DATA UNDER STUDY:

=-=-=-=-=

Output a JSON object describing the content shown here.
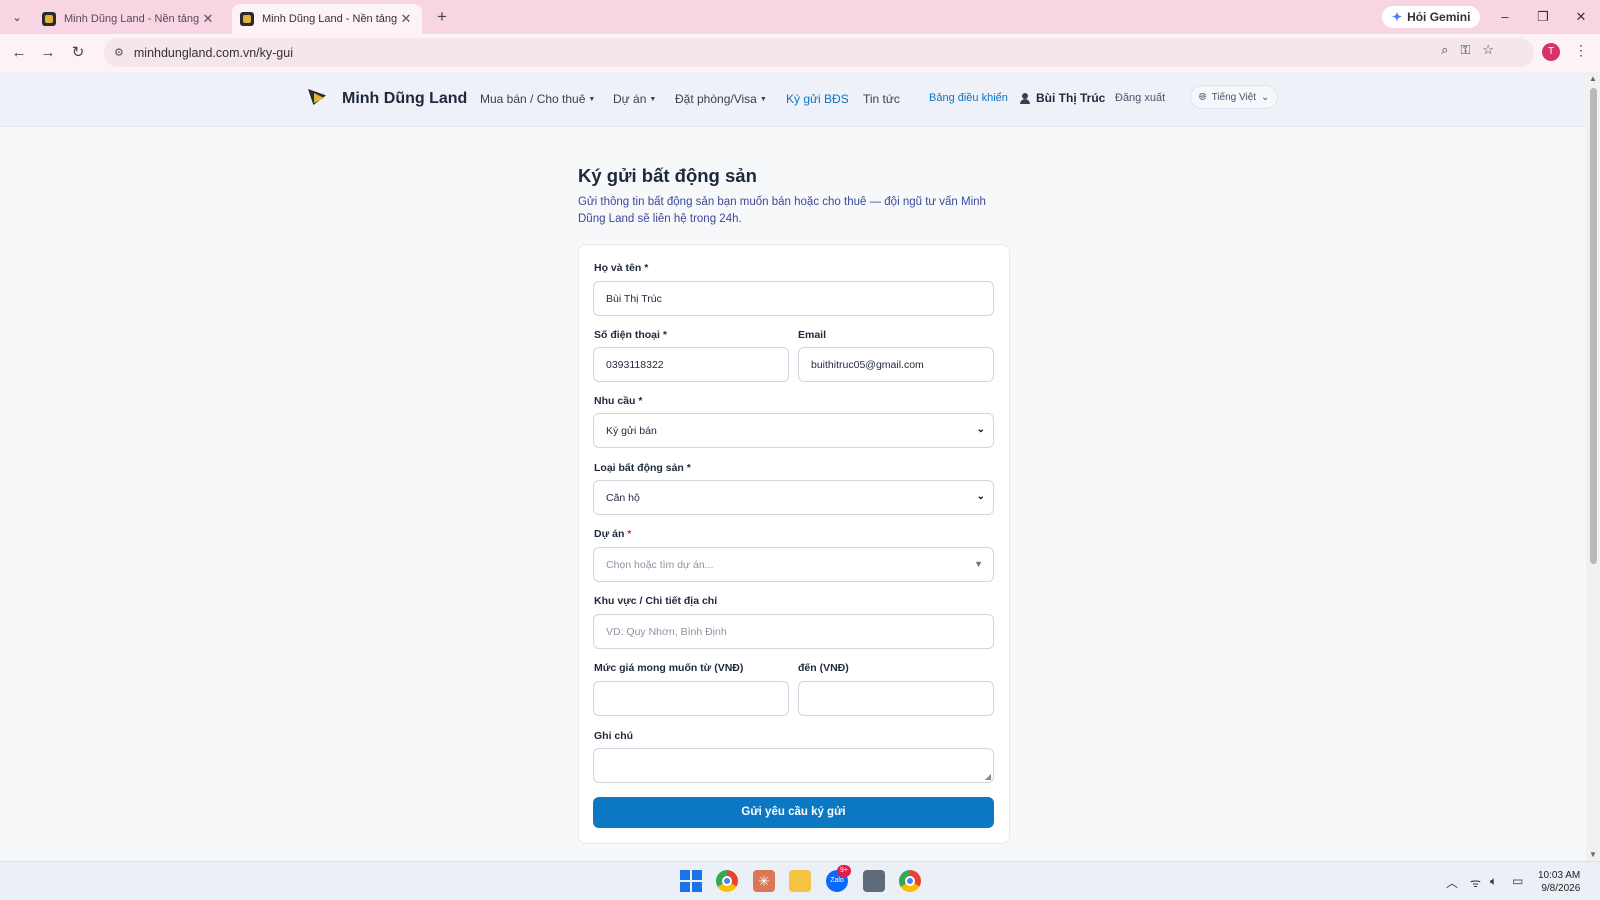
{
  "browser": {
    "tabs": [
      {
        "title": "Minh Dũng Land - Nền tảng bấ",
        "active": false
      },
      {
        "title": "Minh Dũng Land - Nền tảng bấ",
        "active": true
      }
    ],
    "gemini_label": "Hỏi Gemini",
    "url": "minhdungland.com.vn/ky-gui",
    "profile_initial": "T"
  },
  "header": {
    "brand": "Minh Dũng Land",
    "nav": [
      {
        "label": "Mua bán / Cho thuê",
        "dropdown": true
      },
      {
        "label": "Dự án",
        "dropdown": true
      },
      {
        "label": "Đặt phòng/Visa",
        "dropdown": true
      },
      {
        "label": "Ký gửi BĐS",
        "dropdown": false,
        "active": true
      },
      {
        "label": "Tin tức",
        "dropdown": false
      }
    ],
    "dashboard": "Bảng điều khiển",
    "user": "Bùi Thị Trúc",
    "logout": "Đăng xuất",
    "language": "Tiếng Việt"
  },
  "page": {
    "title": "Ký gửi bất động sản",
    "subtitle": "Gửi thông tin bất động sản bạn muốn bán hoặc cho thuê — đội ngũ tư vấn Minh Dũng Land sẽ liên hệ trong 24h."
  },
  "form": {
    "fullname": {
      "label": "Họ và tên",
      "value": "Bùi Thị Trúc"
    },
    "phone": {
      "label": "Số điện thoại",
      "value": "0393118322"
    },
    "email": {
      "label": "Email",
      "value": "buithitruc05@gmail.com"
    },
    "need": {
      "label": "Nhu cầu",
      "value": "Ký gửi bán"
    },
    "property_type": {
      "label": "Loại bất động sản",
      "value": "Căn hộ"
    },
    "project": {
      "label": "Dự án",
      "placeholder": "Chọn hoặc tìm dự án..."
    },
    "address": {
      "label": "Khu vực / Chi tiết địa chỉ",
      "placeholder": "VD: Quy Nhơn, Bình Định"
    },
    "price_from": {
      "label": "Mức giá mong muốn từ (VNĐ)",
      "value": ""
    },
    "price_to": {
      "label": "đến (VNĐ)",
      "value": ""
    },
    "note": {
      "label": "Ghi chú",
      "value": ""
    },
    "submit": "Gửi yêu cầu ký gửi",
    "required_mark": "*"
  },
  "taskbar": {
    "zalo_badge": "9+",
    "time": "10:03 AM",
    "date": "9/8/2026"
  },
  "colors": {
    "accent": "#0a78c2",
    "tabstrip": "#f7d5e3",
    "required_red": "#dc2626"
  }
}
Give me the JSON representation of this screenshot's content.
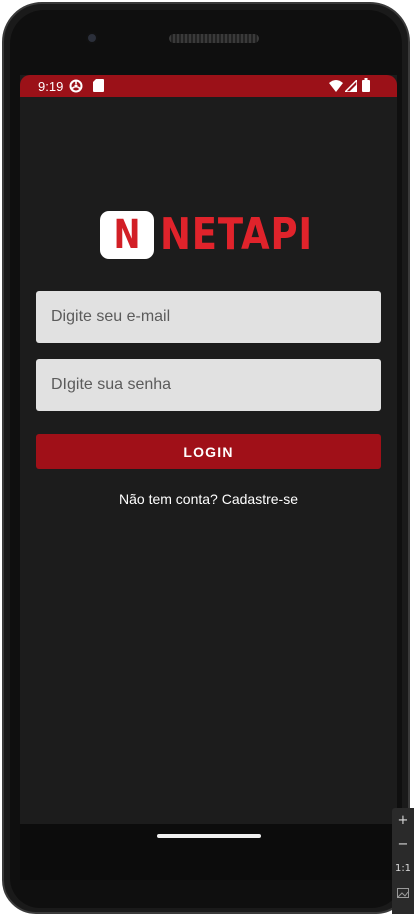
{
  "status_bar": {
    "time": "9:19",
    "icons": [
      "settings-icon",
      "sd-card-icon",
      "wifi-icon",
      "signal-icon",
      "battery-icon"
    ]
  },
  "logo": {
    "badge_letter": "N",
    "text": "NETAPI"
  },
  "form": {
    "email_placeholder": "Digite seu e-mail",
    "password_placeholder": "DIgite sua senha",
    "login_label": "LOGIN",
    "signup_text": "Não tem conta? Cadastre-se"
  },
  "emulator_toolbar": {
    "zoom_in": "+",
    "zoom_out": "−",
    "actual_size": "1:1"
  },
  "colors": {
    "status_bar": "#9b1118",
    "accent": "#e0232b",
    "button": "#a01018",
    "background": "#1c1c1c",
    "input_bg": "#e1e1e1"
  }
}
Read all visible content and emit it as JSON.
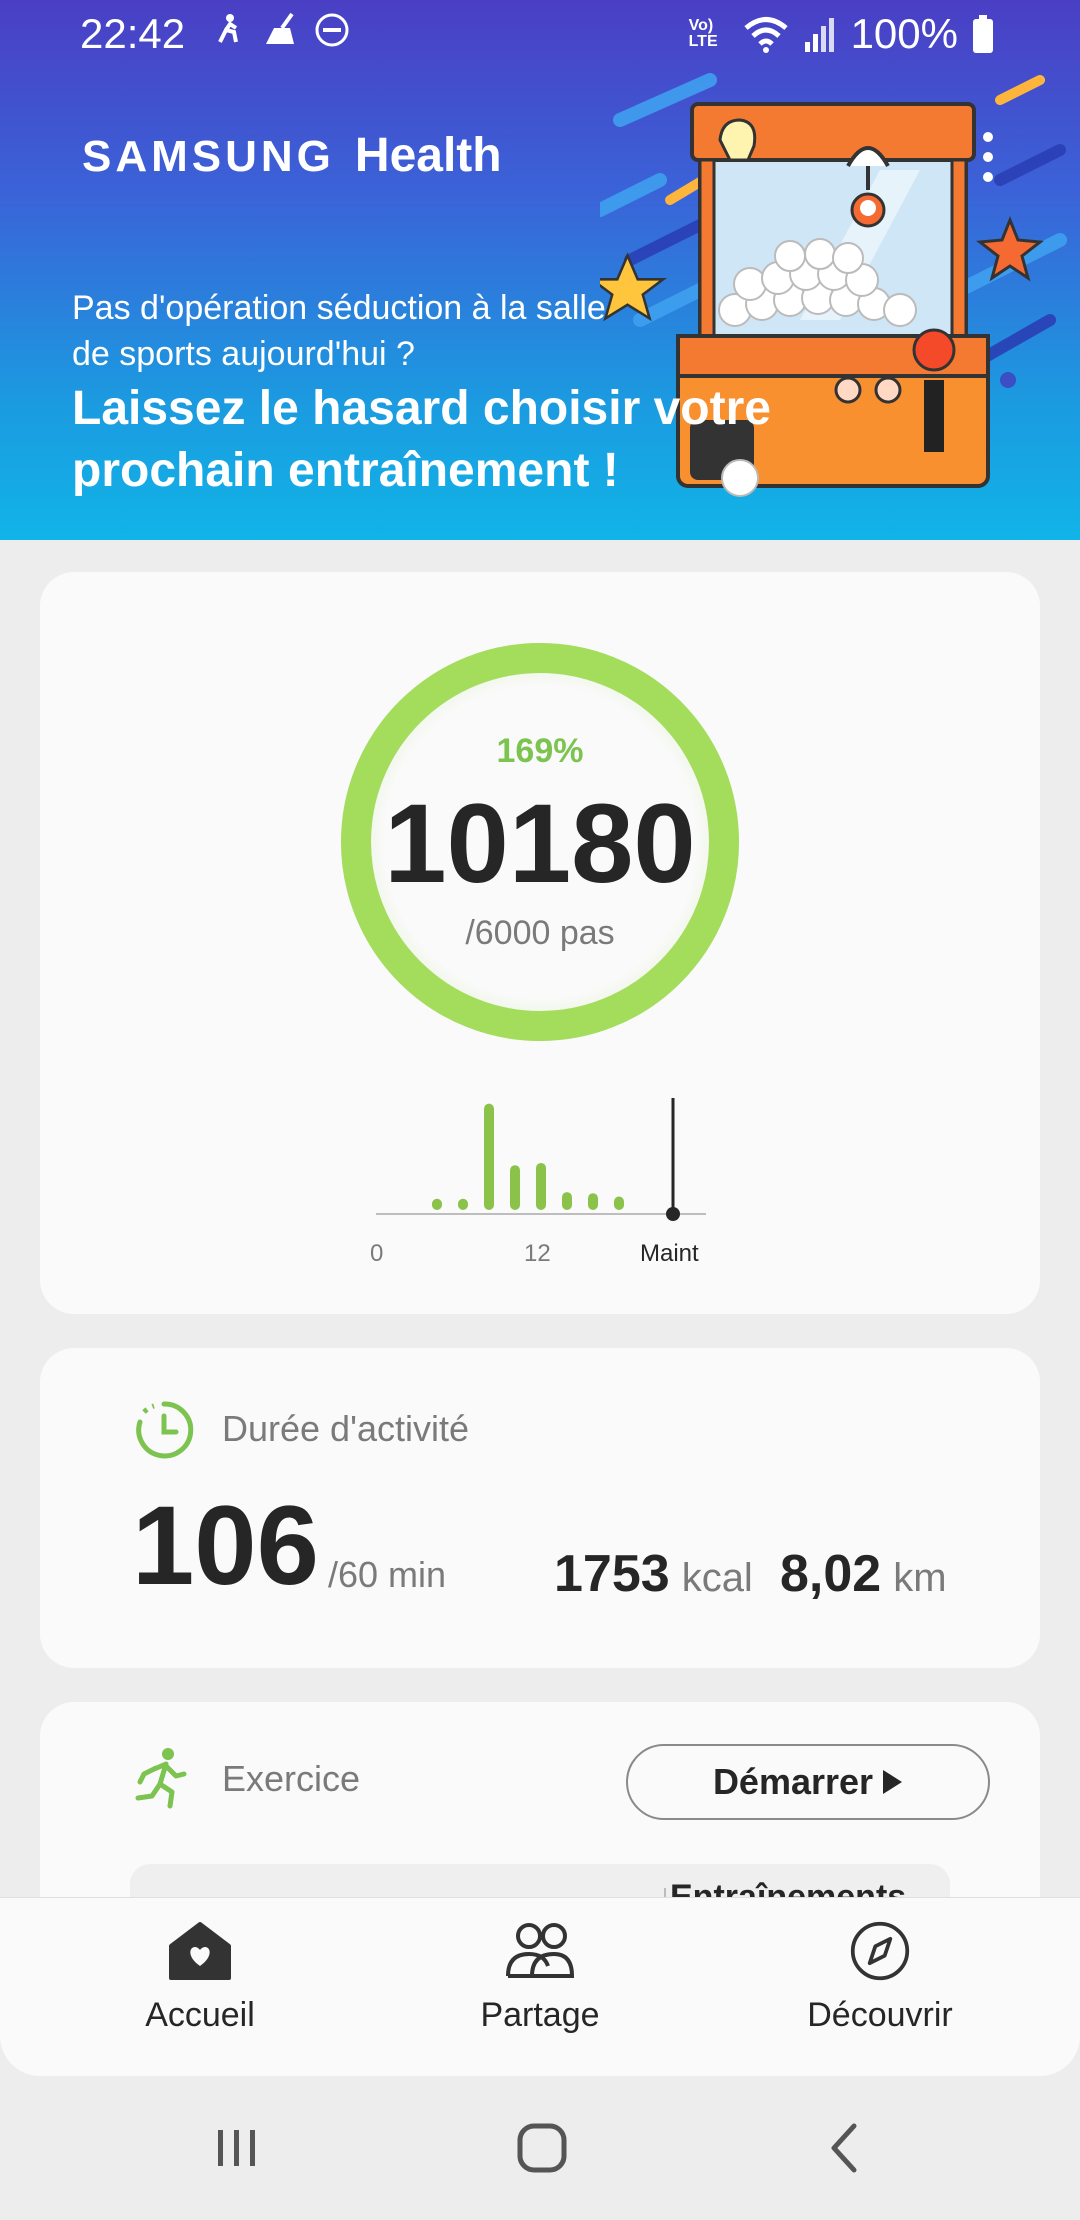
{
  "status_bar": {
    "time": "22:42",
    "network": "Vo) LTE",
    "battery": "100%"
  },
  "banner": {
    "brand_samsung": "SAMSUNG",
    "brand_health": "Health",
    "promo_subtitle": "Pas d'opération séduction à la salle de sports aujourd'hui ?",
    "promo_title": "Laissez le hasard choisir votre prochain entraînement !",
    "colors": {
      "top": "#4a3fc4",
      "bottom": "#11b4e8"
    }
  },
  "steps": {
    "percent": "169%",
    "value": "10180",
    "goal": "/6000 pas",
    "progress_fraction": 1.0,
    "ring_color": "#a3dd5b",
    "hourly_bars": [
      0.1,
      0.1,
      0.95,
      0.4,
      0.42,
      0.16,
      0.15,
      0.12
    ],
    "axis_labels": [
      "0",
      "12",
      "Maint"
    ]
  },
  "activity": {
    "title": "Durée d'activité",
    "value": "106",
    "goal": "/60 min",
    "kcal_value": "1753",
    "kcal_unit": "kcal",
    "distance_value": "8,02",
    "distance_unit": "km"
  },
  "exercise": {
    "title": "Exercice",
    "start_label": "Démarrer",
    "sub_label": "Entraînements"
  },
  "bottom_nav": {
    "items": [
      {
        "label": "Accueil",
        "icon": "home-heart-icon"
      },
      {
        "label": "Partage",
        "icon": "people-icon"
      },
      {
        "label": "Découvrir",
        "icon": "compass-icon"
      }
    ]
  },
  "system_nav": {
    "icons": [
      "recent-apps-icon",
      "home-icon",
      "back-icon"
    ]
  }
}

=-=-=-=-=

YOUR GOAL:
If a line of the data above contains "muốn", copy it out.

TASK SOLUTION:
    "subtitle": "Gửi thông tin bất động sản bạn muốn bán hoặc cho thuê — đội ngũ tư vấn Minh Dũng Land sẽ liên hệ trong 24h."
      "label": "Mức giá mong muốn từ (VNĐ)",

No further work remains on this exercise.